Health care-associated infections (HAIs)—infections acquired during treatment for another condition—have emerged as a significant concern in policy as well as clinical circles. Tied to perhaps 100,000 deaths and $20 billion in health care costs each year, HAIs have given rise to state laws, federal legislative proposals, public-private initiatives, and work at the hospital system and individual hospital level. However, much remains to be done, particularly since some of the HAI-causing bacteria have become drug-resistant. Methicillin-reistant Staphylococcus aureus, or MRSA, is a familiar example. This meeting reviewed the prevalence of HAIs and the strategies for and barriers to reducing their incidence.

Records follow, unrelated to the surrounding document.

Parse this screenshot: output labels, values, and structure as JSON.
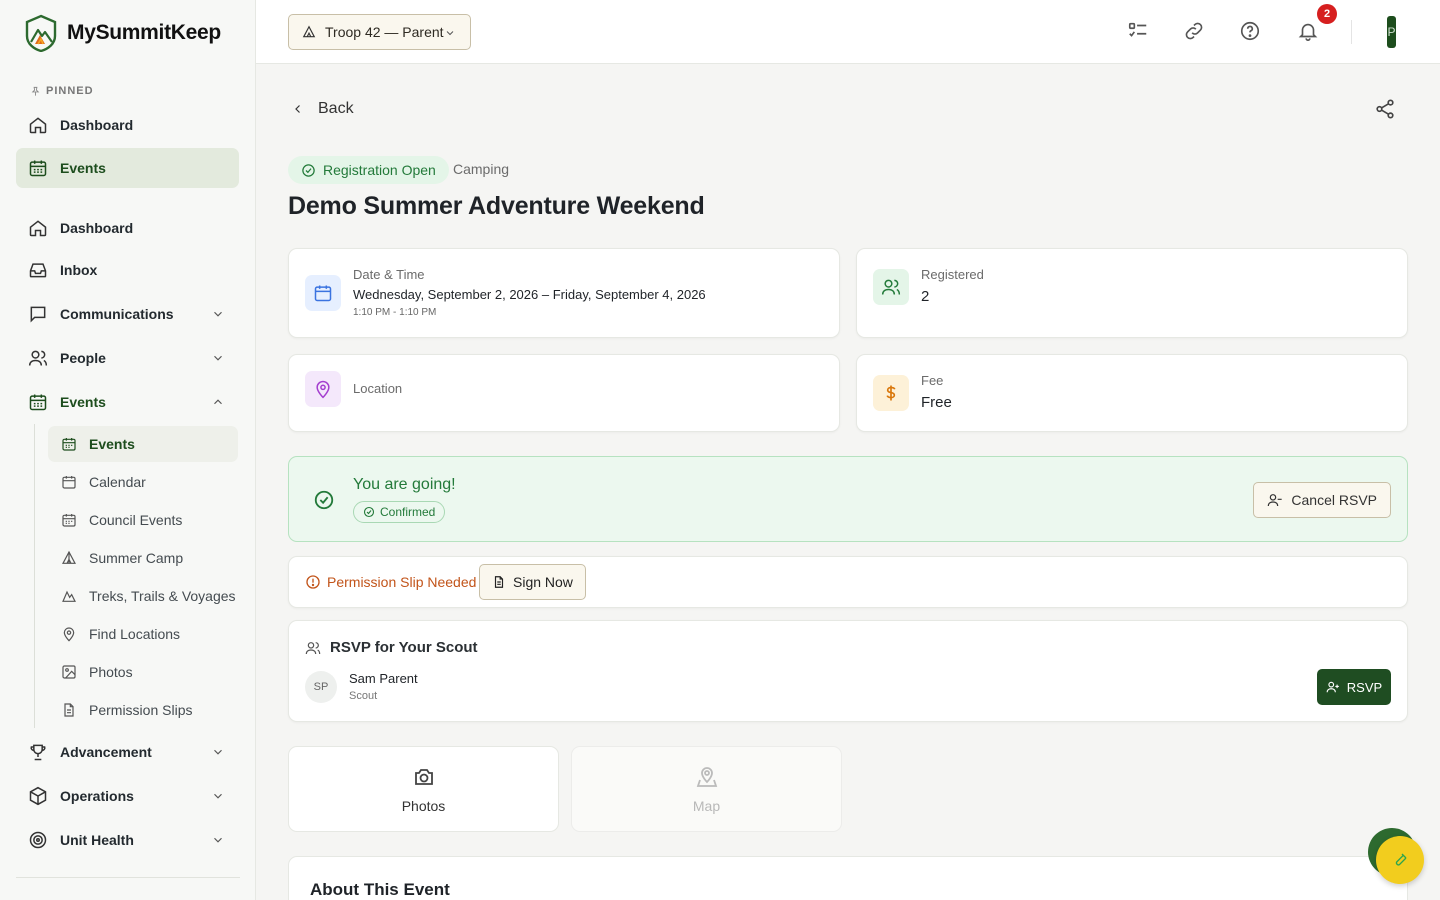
{
  "app": {
    "name": "MySummitKeep"
  },
  "sidebar": {
    "pinned_label": "PINNED",
    "pinned": [
      {
        "label": "Dashboard",
        "icon": "home-icon"
      },
      {
        "label": "Events",
        "icon": "calendar-icon",
        "active": true
      }
    ],
    "items": [
      {
        "label": "Dashboard",
        "icon": "home-icon"
      },
      {
        "label": "Inbox",
        "icon": "inbox-icon"
      },
      {
        "label": "Communications",
        "icon": "message-icon",
        "expandable": true
      },
      {
        "label": "People",
        "icon": "users-icon",
        "expandable": true
      },
      {
        "label": "Events",
        "icon": "calendar-icon",
        "expanded": true
      },
      {
        "label": "Advancement",
        "icon": "trophy-icon",
        "expandable": true
      },
      {
        "label": "Operations",
        "icon": "box-icon",
        "expandable": true
      },
      {
        "label": "Unit Health",
        "icon": "target-icon",
        "expandable": true
      }
    ],
    "events_sub": [
      {
        "label": "Events",
        "icon": "calendar-icon",
        "active": true
      },
      {
        "label": "Calendar",
        "icon": "calendar-icon"
      },
      {
        "label": "Council Events",
        "icon": "calendar-icon"
      },
      {
        "label": "Summer Camp",
        "icon": "tent-icon"
      },
      {
        "label": "Treks, Trails & Voyages",
        "icon": "mountain-icon"
      },
      {
        "label": "Find Locations",
        "icon": "map-pin-icon"
      },
      {
        "label": "Photos",
        "icon": "image-icon"
      },
      {
        "label": "Permission Slips",
        "icon": "file-icon"
      }
    ]
  },
  "topbar": {
    "troop_selector": "Troop 42 — Parent",
    "notifications_count": "2",
    "avatar_initial": "P"
  },
  "page": {
    "back_label": "Back",
    "status": "Registration Open",
    "category": "Camping",
    "title": "Demo Summer Adventure Weekend"
  },
  "info": {
    "date": {
      "label": "Date & Time",
      "value": "Wednesday, September 2, 2026 – Friday, September 4, 2026",
      "sub": "1:10 PM - 1:10 PM"
    },
    "registered": {
      "label": "Registered",
      "value": "2"
    },
    "location": {
      "label": "Location"
    },
    "fee": {
      "label": "Fee",
      "value": "Free"
    }
  },
  "going": {
    "title": "You are going!",
    "badge": "Confirmed",
    "cancel_label": "Cancel RSVP"
  },
  "permission": {
    "text": "Permission Slip Needed",
    "button": "Sign Now"
  },
  "rsvp": {
    "heading": "RSVP for Your Scout",
    "scout": {
      "initials": "SP",
      "name": "Sam Parent",
      "role": "Scout"
    },
    "button": "RSVP"
  },
  "tiles": {
    "photos": "Photos",
    "map": "Map"
  },
  "about": {
    "title": "About This Event"
  },
  "colors": {
    "brand_green": "#1f4d22",
    "success_green": "#237a3a",
    "warning_orange": "#c2541a",
    "badge_red": "#d61f1f",
    "fab_yellow": "#f2cd1e"
  }
}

It examined the roles of public- and private-sector entities in reporting, monitoring, and eliminating HAIs.
Denise M. Cardo, MD, Director, Division of Healthcare Quality Promotion, National Center for Preparedness, Detection, and Control of Infectious Diseases, Centers for Disease Control and Prevention; Jonathan B. Perlin, MD, PhD, President, Clinical Services and Chief Medical Officer, Hospital Corporation of America (HCA); Robert A. Wise, MD, Vice President, Division of Standards and Survey Methods, The Joint Commission
More information available in the accompanying publication (Issue Brief No. 830, March 13, 2009).